**Task brief:** Print, exactly and completely, the data that appears below.

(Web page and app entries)
= = = = =

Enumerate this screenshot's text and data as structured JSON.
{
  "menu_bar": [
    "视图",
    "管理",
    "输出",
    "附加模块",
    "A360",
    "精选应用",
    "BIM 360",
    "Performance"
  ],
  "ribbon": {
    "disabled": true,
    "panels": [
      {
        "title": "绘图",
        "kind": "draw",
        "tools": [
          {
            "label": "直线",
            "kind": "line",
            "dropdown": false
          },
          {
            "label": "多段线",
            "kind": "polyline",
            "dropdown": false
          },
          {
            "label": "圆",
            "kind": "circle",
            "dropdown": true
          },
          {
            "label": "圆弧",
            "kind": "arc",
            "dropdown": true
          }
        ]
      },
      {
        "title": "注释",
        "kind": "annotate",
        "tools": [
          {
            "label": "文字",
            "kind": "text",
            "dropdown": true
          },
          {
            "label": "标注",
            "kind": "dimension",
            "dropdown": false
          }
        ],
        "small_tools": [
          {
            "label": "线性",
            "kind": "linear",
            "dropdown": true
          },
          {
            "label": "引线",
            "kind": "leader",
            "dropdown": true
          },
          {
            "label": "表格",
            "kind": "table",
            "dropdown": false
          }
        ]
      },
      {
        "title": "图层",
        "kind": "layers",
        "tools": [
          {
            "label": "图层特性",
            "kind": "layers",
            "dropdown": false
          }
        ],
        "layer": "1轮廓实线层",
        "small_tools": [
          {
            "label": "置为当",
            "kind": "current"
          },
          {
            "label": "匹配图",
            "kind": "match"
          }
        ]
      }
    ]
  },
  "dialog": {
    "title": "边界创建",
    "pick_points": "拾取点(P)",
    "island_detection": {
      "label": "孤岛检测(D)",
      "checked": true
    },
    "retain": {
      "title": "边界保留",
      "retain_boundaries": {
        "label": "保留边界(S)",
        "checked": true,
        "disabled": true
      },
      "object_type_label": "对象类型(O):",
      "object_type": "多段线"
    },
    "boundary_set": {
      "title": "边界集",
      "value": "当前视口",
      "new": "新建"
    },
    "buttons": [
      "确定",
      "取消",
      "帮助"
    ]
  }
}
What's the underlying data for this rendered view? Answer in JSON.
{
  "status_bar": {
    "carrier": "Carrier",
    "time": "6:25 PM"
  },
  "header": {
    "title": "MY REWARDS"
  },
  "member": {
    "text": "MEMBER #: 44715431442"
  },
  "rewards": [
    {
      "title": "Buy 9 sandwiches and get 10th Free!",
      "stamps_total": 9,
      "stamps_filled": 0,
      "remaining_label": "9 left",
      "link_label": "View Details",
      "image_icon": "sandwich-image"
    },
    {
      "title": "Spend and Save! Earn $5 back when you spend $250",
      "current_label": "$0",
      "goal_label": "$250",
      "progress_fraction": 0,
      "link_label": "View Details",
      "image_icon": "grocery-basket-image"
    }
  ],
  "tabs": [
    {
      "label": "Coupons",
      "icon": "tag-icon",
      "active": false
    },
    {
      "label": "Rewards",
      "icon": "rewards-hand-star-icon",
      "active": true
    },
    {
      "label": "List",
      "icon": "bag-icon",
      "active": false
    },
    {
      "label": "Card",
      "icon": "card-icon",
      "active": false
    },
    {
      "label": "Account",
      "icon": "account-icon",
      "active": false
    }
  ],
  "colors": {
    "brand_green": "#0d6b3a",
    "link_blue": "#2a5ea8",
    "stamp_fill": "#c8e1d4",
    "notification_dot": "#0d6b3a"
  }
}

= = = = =

**Answer section:**
Enumerate this screenshot's text and data as structured JSON.
{
  "menu_bar": [
    "视图",
    "管理",
    "输出",
    "附加模块",
    "A360",
    "精选应用",
    "BIM 360",
    "Performance"
  ],
  "ribbon": {
    "disabled": true,
    "panels": [
      {
        "title": "绘图",
        "kind": "draw",
        "tools": [
          {
            "label": "直线",
            "kind": "line",
            "dropdown": false
          },
          {
            "label": "多段线",
            "kind": "polyline",
            "dropdown": false
          },
          {
            "label": "圆",
            "kind": "circle",
            "dropdown": true
          },
          {
            "label": "圆弧",
            "kind": "arc",
            "dropdown": true
          }
        ]
      },
      {
        "title": "注释",
        "kind": "annotate",
        "tools": [
          {
            "label": "文字",
            "kind": "text",
            "dropdown": true
          },
          {
            "label": "标注",
            "kind": "dimension",
            "dropdown": false
          }
        ],
        "small_tools": [
          {
            "label": "线性",
            "kind": "linear",
            "dropdown": true
          },
          {
            "label": "引线",
            "kind": "leader",
            "dropdown": true
          },
          {
            "label": "表格",
            "kind": "table",
            "dropdown": false
          }
        ]
      },
      {
        "title": "图层",
        "kind": "layers",
        "tools": [
          {
            "label": "图层特性",
            "kind": "layers",
            "dropdown": false
          }
        ],
        "layer": "1轮廓实线层",
        "small_tools": [
          {
            "label": "置为当",
            "kind": "current"
          },
          {
            "label": "匹配图",
            "kind": "match"
          }
        ]
      }
    ]
  },
  "dialog": {
    "title": "边界创建",
    "pick_points": "拾取点(P)",
    "island_detection": {
      "label": "孤岛检测(D)",
      "checked": true
    },
    "retain": {
      "title": "边界保留",
      "retain_boundaries": {
        "label": "保留边界(S)",
        "checked": true,
        "disabled": true
      },
      "object_type_label": "对象类型(O):",
      "object_type": "多段线"
    },
    "boundary_set": {
      "title": "边界集",
      "value": "当前视口",
      "new": "新建"
    },
    "buttons": [
      "确定",
      "取消",
      "帮助"
    ]
  }
}
What's the underlying data for this rendered view? Answer in JSON.
{
  "status_bar": {
    "carrier": "Carrier",
    "time": "6:25 PM"
  },
  "header": {
    "title": "MY REWARDS"
  },
  "member": {
    "text": "MEMBER #: 44715431442"
  },
  "rewards": [
    {
      "title": "Buy 9 sandwiches and get 10th Free!",
      "stamps_total": 9,
      "stamps_filled": 0,
      "remaining_label": "9 left",
      "link_label": "View Details",
      "image_icon": "sandwich-image"
    },
    {
      "title": "Spend and Save! Earn $5 back when you spend $250",
      "current_label": "$0",
      "goal_label": "$250",
      "progress_fraction": 0,
      "link_label": "View Details",
      "image_icon": "grocery-basket-image"
    }
  ],
  "tabs": [
    {
      "label": "Coupons",
      "icon": "tag-icon",
      "active": false
    },
    {
      "label": "Rewards",
      "icon": "rewards-hand-star-icon",
      "active": true
    },
    {
      "label": "List",
      "icon": "bag-icon",
      "active": false
    },
    {
      "label": "Card",
      "icon": "card-icon",
      "active": false
    },
    {
      "label": "Account",
      "icon": "account-icon",
      "active": false
    }
  ],
  "colors": {
    "brand_green": "#0d6b3a",
    "link_blue": "#2a5ea8",
    "stamp_fill": "#c8e1d4",
    "notification_dot": "#0d6b3a"
  }
}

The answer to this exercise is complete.